Traditionally, faith and reason have each been considered to be sources of justification for religious belief. Because both can purportedly serve this same epistemic function, it has been a matter of much interest to philosophers and theologians how the two are related and thus how the rational agent should treat claims derived from either source. Some have held that there can be no conflict between the two—that reason properly employed and faith properly understood will never produce contradictory or competing claims—whereas others have maintained that faith and reason can or even must be in genuine contention over certain propositions or methodologies. Those who have taken the latter view disagree as to whether faith or reason ought to prevail when the two are in conflict. Other thinkers have theorized that faith and reason each govern their own separate domains, such that cases of apparent conflict are resolved on the side of faith when the claim in question is, say, a religious or theological claim, but resolved on the side of reason when the disputed claim is, for example, empirical or logical.
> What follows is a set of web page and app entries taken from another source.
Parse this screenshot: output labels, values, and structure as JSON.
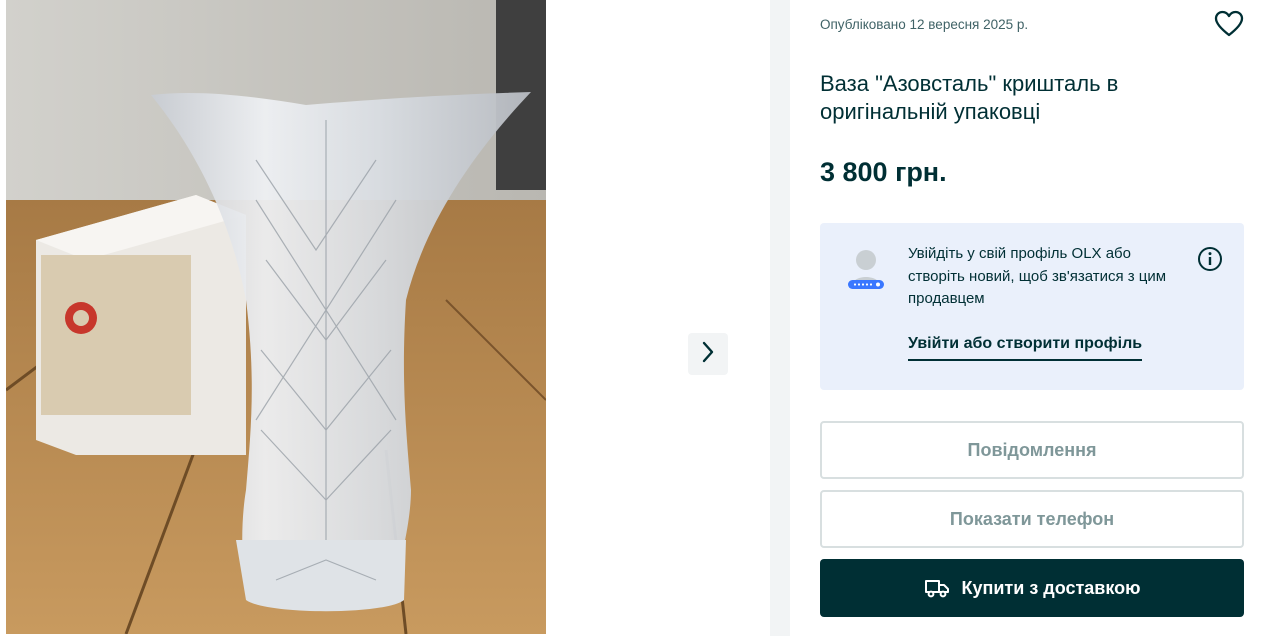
{
  "gallery": {
    "photo_alt": "Ваза \"Азовсталь\" кришталь в оригінальній упаковці"
  },
  "listing": {
    "published": "Опубліковано 12 вересня 2025 р.",
    "title": "Ваза \"Азовсталь\" кришталь в оригінальній упаковці",
    "price": "3 800 грн."
  },
  "login_prompt": {
    "text": "Увійдіть у свій профіль OLX або створіть новий, щоб зв'язатися з цим продавцем",
    "link_label": "Увійти або створити профіль"
  },
  "actions": {
    "message_label": "Повідомлення",
    "phone_label": "Показати телефон",
    "buy_label": "Купити з доставкою"
  },
  "icons": {
    "favorite": "heart-icon",
    "next": "chevron-right-icon",
    "info": "info-icon",
    "delivery": "truck-icon",
    "login": "user-profile-icon"
  },
  "colors": {
    "brand_dark": "#002f34",
    "muted_text": "#406367",
    "login_box_bg": "#eaf0fb",
    "outline_border": "#d8dfe0",
    "outline_text": "#7f9799"
  }
}
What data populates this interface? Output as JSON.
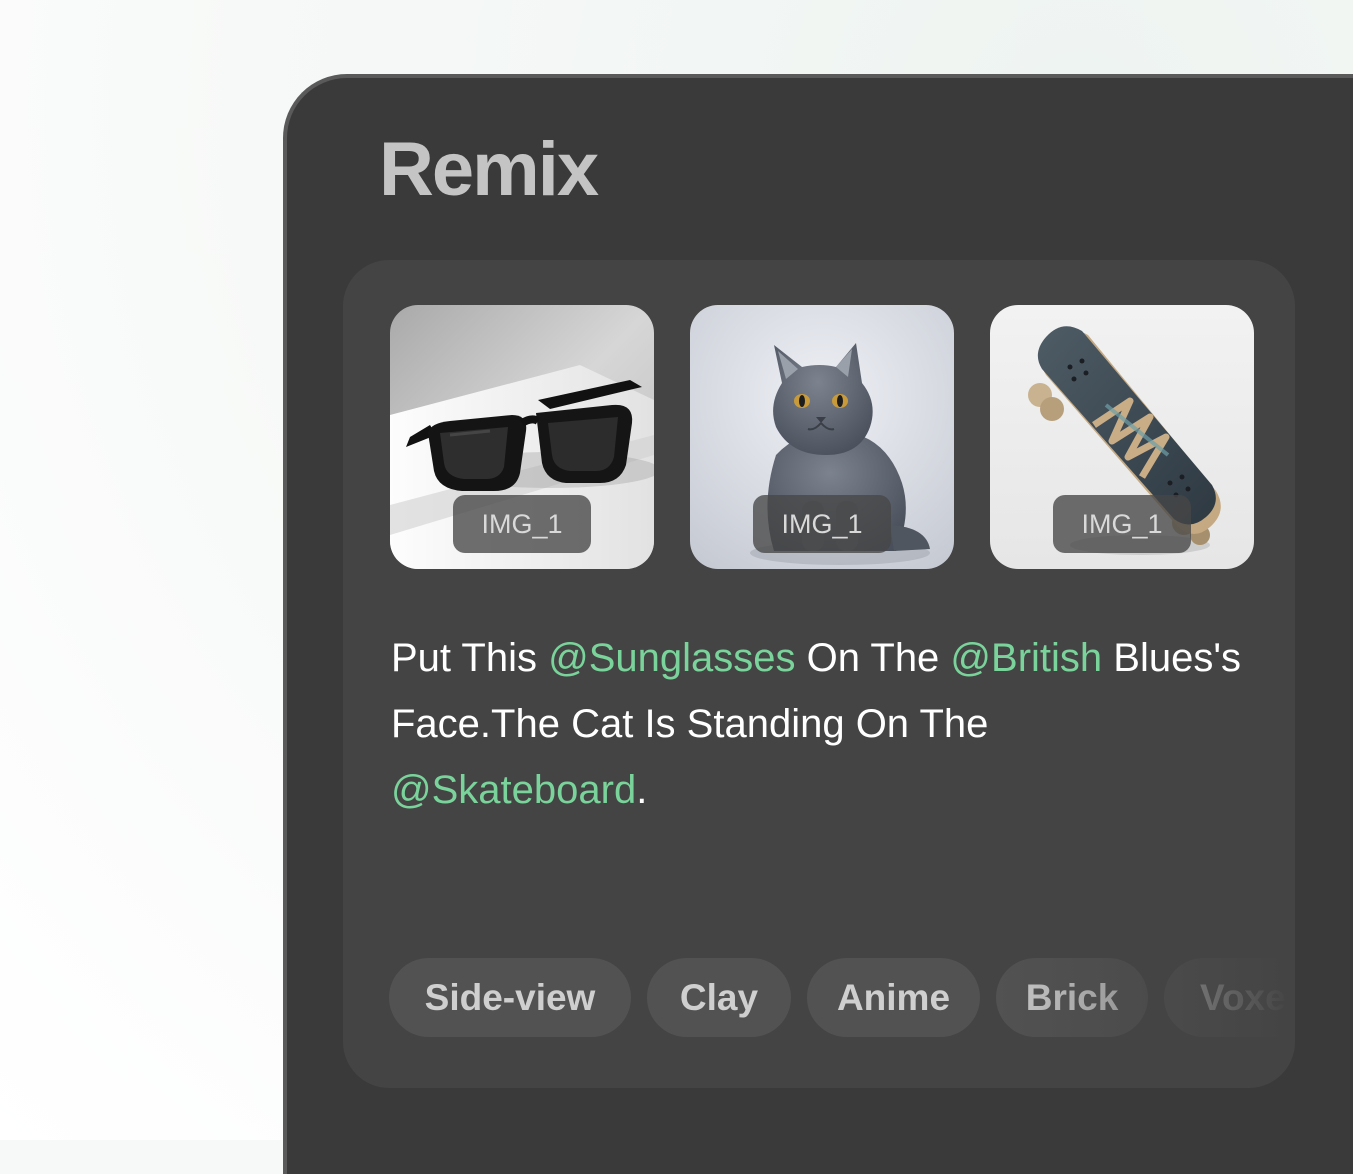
{
  "app": {
    "title": "Remix"
  },
  "images": [
    {
      "label": "IMG_1",
      "subject": "sunglasses"
    },
    {
      "label": "IMG_1",
      "subject": "cat"
    },
    {
      "label": "IMG_1",
      "subject": "skateboard"
    }
  ],
  "prompt": {
    "p1": "Put This ",
    "m1": "@Sunglasses",
    "p2": " On The ",
    "m2": "@British",
    "p3": " Blues's Face.The Cat Is Standing On The ",
    "m3": "@Skateboard",
    "p4": "."
  },
  "styles": [
    "Side-view",
    "Clay",
    "Anime",
    "Brick",
    "Voxel"
  ],
  "colors": {
    "window_bg": "#3a3a3a",
    "card_bg": "#444444",
    "mention": "#79d39a",
    "chip_bg": "#525252"
  }
}
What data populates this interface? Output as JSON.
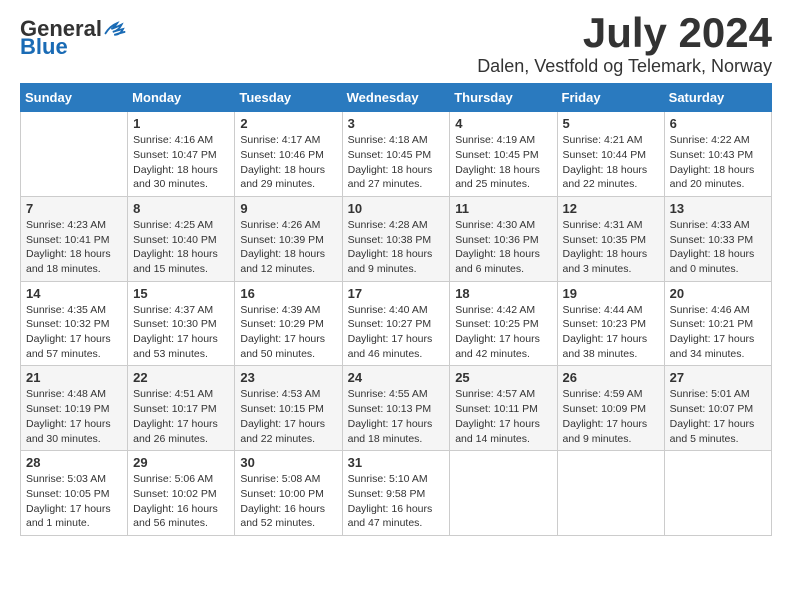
{
  "logo": {
    "general": "General",
    "blue": "Blue"
  },
  "title": "July 2024",
  "location": "Dalen, Vestfold og Telemark, Norway",
  "days_of_week": [
    "Sunday",
    "Monday",
    "Tuesday",
    "Wednesday",
    "Thursday",
    "Friday",
    "Saturday"
  ],
  "weeks": [
    [
      {
        "day": "",
        "info": ""
      },
      {
        "day": "1",
        "info": "Sunrise: 4:16 AM\nSunset: 10:47 PM\nDaylight: 18 hours\nand 30 minutes."
      },
      {
        "day": "2",
        "info": "Sunrise: 4:17 AM\nSunset: 10:46 PM\nDaylight: 18 hours\nand 29 minutes."
      },
      {
        "day": "3",
        "info": "Sunrise: 4:18 AM\nSunset: 10:45 PM\nDaylight: 18 hours\nand 27 minutes."
      },
      {
        "day": "4",
        "info": "Sunrise: 4:19 AM\nSunset: 10:45 PM\nDaylight: 18 hours\nand 25 minutes."
      },
      {
        "day": "5",
        "info": "Sunrise: 4:21 AM\nSunset: 10:44 PM\nDaylight: 18 hours\nand 22 minutes."
      },
      {
        "day": "6",
        "info": "Sunrise: 4:22 AM\nSunset: 10:43 PM\nDaylight: 18 hours\nand 20 minutes."
      }
    ],
    [
      {
        "day": "7",
        "info": "Sunrise: 4:23 AM\nSunset: 10:41 PM\nDaylight: 18 hours\nand 18 minutes."
      },
      {
        "day": "8",
        "info": "Sunrise: 4:25 AM\nSunset: 10:40 PM\nDaylight: 18 hours\nand 15 minutes."
      },
      {
        "day": "9",
        "info": "Sunrise: 4:26 AM\nSunset: 10:39 PM\nDaylight: 18 hours\nand 12 minutes."
      },
      {
        "day": "10",
        "info": "Sunrise: 4:28 AM\nSunset: 10:38 PM\nDaylight: 18 hours\nand 9 minutes."
      },
      {
        "day": "11",
        "info": "Sunrise: 4:30 AM\nSunset: 10:36 PM\nDaylight: 18 hours\nand 6 minutes."
      },
      {
        "day": "12",
        "info": "Sunrise: 4:31 AM\nSunset: 10:35 PM\nDaylight: 18 hours\nand 3 minutes."
      },
      {
        "day": "13",
        "info": "Sunrise: 4:33 AM\nSunset: 10:33 PM\nDaylight: 18 hours\nand 0 minutes."
      }
    ],
    [
      {
        "day": "14",
        "info": "Sunrise: 4:35 AM\nSunset: 10:32 PM\nDaylight: 17 hours\nand 57 minutes."
      },
      {
        "day": "15",
        "info": "Sunrise: 4:37 AM\nSunset: 10:30 PM\nDaylight: 17 hours\nand 53 minutes."
      },
      {
        "day": "16",
        "info": "Sunrise: 4:39 AM\nSunset: 10:29 PM\nDaylight: 17 hours\nand 50 minutes."
      },
      {
        "day": "17",
        "info": "Sunrise: 4:40 AM\nSunset: 10:27 PM\nDaylight: 17 hours\nand 46 minutes."
      },
      {
        "day": "18",
        "info": "Sunrise: 4:42 AM\nSunset: 10:25 PM\nDaylight: 17 hours\nand 42 minutes."
      },
      {
        "day": "19",
        "info": "Sunrise: 4:44 AM\nSunset: 10:23 PM\nDaylight: 17 hours\nand 38 minutes."
      },
      {
        "day": "20",
        "info": "Sunrise: 4:46 AM\nSunset: 10:21 PM\nDaylight: 17 hours\nand 34 minutes."
      }
    ],
    [
      {
        "day": "21",
        "info": "Sunrise: 4:48 AM\nSunset: 10:19 PM\nDaylight: 17 hours\nand 30 minutes."
      },
      {
        "day": "22",
        "info": "Sunrise: 4:51 AM\nSunset: 10:17 PM\nDaylight: 17 hours\nand 26 minutes."
      },
      {
        "day": "23",
        "info": "Sunrise: 4:53 AM\nSunset: 10:15 PM\nDaylight: 17 hours\nand 22 minutes."
      },
      {
        "day": "24",
        "info": "Sunrise: 4:55 AM\nSunset: 10:13 PM\nDaylight: 17 hours\nand 18 minutes."
      },
      {
        "day": "25",
        "info": "Sunrise: 4:57 AM\nSunset: 10:11 PM\nDaylight: 17 hours\nand 14 minutes."
      },
      {
        "day": "26",
        "info": "Sunrise: 4:59 AM\nSunset: 10:09 PM\nDaylight: 17 hours\nand 9 minutes."
      },
      {
        "day": "27",
        "info": "Sunrise: 5:01 AM\nSunset: 10:07 PM\nDaylight: 17 hours\nand 5 minutes."
      }
    ],
    [
      {
        "day": "28",
        "info": "Sunrise: 5:03 AM\nSunset: 10:05 PM\nDaylight: 17 hours\nand 1 minute."
      },
      {
        "day": "29",
        "info": "Sunrise: 5:06 AM\nSunset: 10:02 PM\nDaylight: 16 hours\nand 56 minutes."
      },
      {
        "day": "30",
        "info": "Sunrise: 5:08 AM\nSunset: 10:00 PM\nDaylight: 16 hours\nand 52 minutes."
      },
      {
        "day": "31",
        "info": "Sunrise: 5:10 AM\nSunset: 9:58 PM\nDaylight: 16 hours\nand 47 minutes."
      },
      {
        "day": "",
        "info": ""
      },
      {
        "day": "",
        "info": ""
      },
      {
        "day": "",
        "info": ""
      }
    ]
  ]
}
In addition to his moral philosophy , Thomas Aquinas is well-known for his theological writings. To this day, it is difficult to find someone whose work rivals Aquinas' in breadth and influence. Although his work is not limited to illuminating Christian doctrine, virtually all of what he wrote is shaped by his theology. Therefore it seems appropriate to consider some of the theological themes and ideas that figure prominently in his thought. The volume and depth of Aquinas' work resists easy synopsis.